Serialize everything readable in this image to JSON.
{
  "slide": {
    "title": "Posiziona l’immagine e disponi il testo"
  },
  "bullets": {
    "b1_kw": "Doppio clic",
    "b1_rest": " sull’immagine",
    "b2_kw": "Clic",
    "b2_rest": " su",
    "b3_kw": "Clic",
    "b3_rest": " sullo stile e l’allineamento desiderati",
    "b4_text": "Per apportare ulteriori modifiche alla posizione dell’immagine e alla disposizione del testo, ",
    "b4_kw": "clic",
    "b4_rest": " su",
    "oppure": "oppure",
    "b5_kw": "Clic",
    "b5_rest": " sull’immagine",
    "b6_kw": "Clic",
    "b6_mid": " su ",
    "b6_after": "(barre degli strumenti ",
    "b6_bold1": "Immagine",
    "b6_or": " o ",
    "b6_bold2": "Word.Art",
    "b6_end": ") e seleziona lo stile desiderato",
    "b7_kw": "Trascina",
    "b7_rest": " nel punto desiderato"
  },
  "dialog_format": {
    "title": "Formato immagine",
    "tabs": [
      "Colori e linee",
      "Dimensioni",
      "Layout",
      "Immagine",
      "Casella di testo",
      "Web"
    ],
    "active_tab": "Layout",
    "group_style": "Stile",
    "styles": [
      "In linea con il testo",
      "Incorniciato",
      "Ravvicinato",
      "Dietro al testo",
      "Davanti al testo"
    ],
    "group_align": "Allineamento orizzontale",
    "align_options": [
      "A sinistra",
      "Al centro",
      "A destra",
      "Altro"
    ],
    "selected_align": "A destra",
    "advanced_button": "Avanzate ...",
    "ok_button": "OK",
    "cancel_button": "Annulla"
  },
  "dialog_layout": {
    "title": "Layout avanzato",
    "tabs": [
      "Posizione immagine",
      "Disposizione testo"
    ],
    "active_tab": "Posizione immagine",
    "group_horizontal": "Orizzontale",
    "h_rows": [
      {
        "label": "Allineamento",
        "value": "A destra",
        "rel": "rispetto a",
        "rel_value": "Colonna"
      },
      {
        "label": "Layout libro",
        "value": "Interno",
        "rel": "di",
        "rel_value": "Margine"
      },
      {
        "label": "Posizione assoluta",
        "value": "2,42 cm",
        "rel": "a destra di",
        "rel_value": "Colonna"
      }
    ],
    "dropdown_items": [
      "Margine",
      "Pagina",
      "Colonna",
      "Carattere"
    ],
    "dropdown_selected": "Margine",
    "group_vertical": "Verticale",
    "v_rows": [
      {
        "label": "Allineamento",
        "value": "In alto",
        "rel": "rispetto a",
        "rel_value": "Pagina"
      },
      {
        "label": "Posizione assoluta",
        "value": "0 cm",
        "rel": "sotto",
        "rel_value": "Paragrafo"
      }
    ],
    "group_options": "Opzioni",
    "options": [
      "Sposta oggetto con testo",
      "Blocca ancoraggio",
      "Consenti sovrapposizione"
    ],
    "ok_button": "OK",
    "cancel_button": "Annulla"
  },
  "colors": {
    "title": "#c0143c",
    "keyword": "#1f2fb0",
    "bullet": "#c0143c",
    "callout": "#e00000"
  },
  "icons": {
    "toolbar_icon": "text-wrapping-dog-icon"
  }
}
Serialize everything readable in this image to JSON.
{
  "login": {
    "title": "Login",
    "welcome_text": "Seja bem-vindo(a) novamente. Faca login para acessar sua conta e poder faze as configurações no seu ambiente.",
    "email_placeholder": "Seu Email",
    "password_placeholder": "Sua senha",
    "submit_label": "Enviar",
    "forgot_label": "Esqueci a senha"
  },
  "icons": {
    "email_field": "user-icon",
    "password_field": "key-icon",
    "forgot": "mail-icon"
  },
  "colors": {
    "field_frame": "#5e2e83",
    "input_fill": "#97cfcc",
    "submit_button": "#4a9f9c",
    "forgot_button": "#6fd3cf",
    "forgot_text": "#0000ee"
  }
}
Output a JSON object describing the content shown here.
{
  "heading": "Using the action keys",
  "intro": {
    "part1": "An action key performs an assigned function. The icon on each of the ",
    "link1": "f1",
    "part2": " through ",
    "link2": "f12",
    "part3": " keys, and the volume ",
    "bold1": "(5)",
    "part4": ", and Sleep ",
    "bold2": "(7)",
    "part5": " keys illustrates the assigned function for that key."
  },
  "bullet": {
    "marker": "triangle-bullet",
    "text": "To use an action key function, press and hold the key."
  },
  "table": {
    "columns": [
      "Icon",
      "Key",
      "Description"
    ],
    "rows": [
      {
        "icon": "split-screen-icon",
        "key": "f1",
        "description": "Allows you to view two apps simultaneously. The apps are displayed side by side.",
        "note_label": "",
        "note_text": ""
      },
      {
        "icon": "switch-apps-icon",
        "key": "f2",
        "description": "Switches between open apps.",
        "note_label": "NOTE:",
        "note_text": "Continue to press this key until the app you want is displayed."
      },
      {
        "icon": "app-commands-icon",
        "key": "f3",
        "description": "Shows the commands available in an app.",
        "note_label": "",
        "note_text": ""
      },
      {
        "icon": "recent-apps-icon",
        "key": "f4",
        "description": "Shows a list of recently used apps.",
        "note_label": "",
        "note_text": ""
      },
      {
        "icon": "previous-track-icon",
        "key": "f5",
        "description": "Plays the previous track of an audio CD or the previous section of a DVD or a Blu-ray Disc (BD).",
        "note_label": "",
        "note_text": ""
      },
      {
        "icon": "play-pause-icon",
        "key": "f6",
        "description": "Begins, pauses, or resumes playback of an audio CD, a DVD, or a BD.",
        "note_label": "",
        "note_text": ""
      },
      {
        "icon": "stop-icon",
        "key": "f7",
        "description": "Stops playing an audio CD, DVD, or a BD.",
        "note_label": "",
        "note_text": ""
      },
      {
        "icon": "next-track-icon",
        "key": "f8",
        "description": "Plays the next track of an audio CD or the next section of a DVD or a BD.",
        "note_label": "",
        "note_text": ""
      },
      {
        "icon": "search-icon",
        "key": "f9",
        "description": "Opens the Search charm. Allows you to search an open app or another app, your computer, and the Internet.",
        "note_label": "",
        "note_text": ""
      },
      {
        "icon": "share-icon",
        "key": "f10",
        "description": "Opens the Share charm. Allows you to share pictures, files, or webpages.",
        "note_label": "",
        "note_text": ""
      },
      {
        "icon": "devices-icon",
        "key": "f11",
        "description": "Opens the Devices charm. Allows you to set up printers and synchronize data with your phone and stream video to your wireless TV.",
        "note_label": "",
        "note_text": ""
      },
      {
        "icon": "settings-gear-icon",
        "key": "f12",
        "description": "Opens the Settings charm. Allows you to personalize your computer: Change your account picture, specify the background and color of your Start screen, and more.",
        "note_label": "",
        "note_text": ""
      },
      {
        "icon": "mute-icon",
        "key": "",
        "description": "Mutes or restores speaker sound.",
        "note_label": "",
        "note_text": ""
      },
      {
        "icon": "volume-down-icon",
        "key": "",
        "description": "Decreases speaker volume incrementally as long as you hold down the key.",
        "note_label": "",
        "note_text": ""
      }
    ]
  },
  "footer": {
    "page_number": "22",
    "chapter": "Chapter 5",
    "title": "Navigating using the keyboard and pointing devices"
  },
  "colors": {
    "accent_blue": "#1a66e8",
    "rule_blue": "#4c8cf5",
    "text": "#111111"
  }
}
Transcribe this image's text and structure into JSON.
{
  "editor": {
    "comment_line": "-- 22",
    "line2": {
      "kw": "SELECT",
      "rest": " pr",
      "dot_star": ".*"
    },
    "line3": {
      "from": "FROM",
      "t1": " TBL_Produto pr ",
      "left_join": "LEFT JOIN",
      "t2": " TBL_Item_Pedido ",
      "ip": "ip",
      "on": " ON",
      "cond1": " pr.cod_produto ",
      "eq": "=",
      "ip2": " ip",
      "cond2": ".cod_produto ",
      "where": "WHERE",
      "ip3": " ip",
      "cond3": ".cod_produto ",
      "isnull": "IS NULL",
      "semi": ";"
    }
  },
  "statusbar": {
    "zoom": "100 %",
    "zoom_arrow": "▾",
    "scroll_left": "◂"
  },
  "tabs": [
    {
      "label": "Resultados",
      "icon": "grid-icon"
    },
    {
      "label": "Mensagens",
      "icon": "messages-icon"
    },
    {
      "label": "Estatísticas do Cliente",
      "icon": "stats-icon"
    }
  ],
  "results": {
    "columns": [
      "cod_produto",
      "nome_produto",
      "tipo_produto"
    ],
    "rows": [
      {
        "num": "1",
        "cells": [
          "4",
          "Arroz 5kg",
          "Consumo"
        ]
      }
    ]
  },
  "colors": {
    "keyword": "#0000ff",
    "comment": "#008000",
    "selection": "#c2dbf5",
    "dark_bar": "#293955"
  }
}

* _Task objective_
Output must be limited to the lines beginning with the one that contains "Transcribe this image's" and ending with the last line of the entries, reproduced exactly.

* _Output for this task_
Transcribe this image's text and structure into JSON.
{
  "editor": {
    "comment_line": "-- 22",
    "line2": {
      "kw": "SELECT",
      "rest": " pr",
      "dot_star": ".*"
    },
    "line3": {
      "from": "FROM",
      "t1": " TBL_Produto pr ",
      "left_join": "LEFT JOIN",
      "t2": " TBL_Item_Pedido ",
      "ip": "ip",
      "on": " ON",
      "cond1": " pr.cod_produto ",
      "eq": "=",
      "ip2": " ip",
      "cond2": ".cod_produto ",
      "where": "WHERE",
      "ip3": " ip",
      "cond3": ".cod_produto ",
      "isnull": "IS NULL",
      "semi": ";"
    }
  },
  "statusbar": {
    "zoom": "100 %",
    "zoom_arrow": "▾",
    "scroll_left": "◂"
  },
  "tabs": [
    {
      "label": "Resultados",
      "icon": "grid-icon"
    },
    {
      "label": "Mensagens",
      "icon": "messages-icon"
    },
    {
      "label": "Estatísticas do Cliente",
      "icon": "stats-icon"
    }
  ],
  "results": {
    "columns": [
      "cod_produto",
      "nome_produto",
      "tipo_produto"
    ],
    "rows": [
      {
        "num": "1",
        "cells": [
          "4",
          "Arroz 5kg",
          "Consumo"
        ]
      }
    ]
  },
  "colors": {
    "keyword": "#0000ff",
    "comment": "#008000",
    "selection": "#c2dbf5",
    "dark_bar": "#293955"
  }
}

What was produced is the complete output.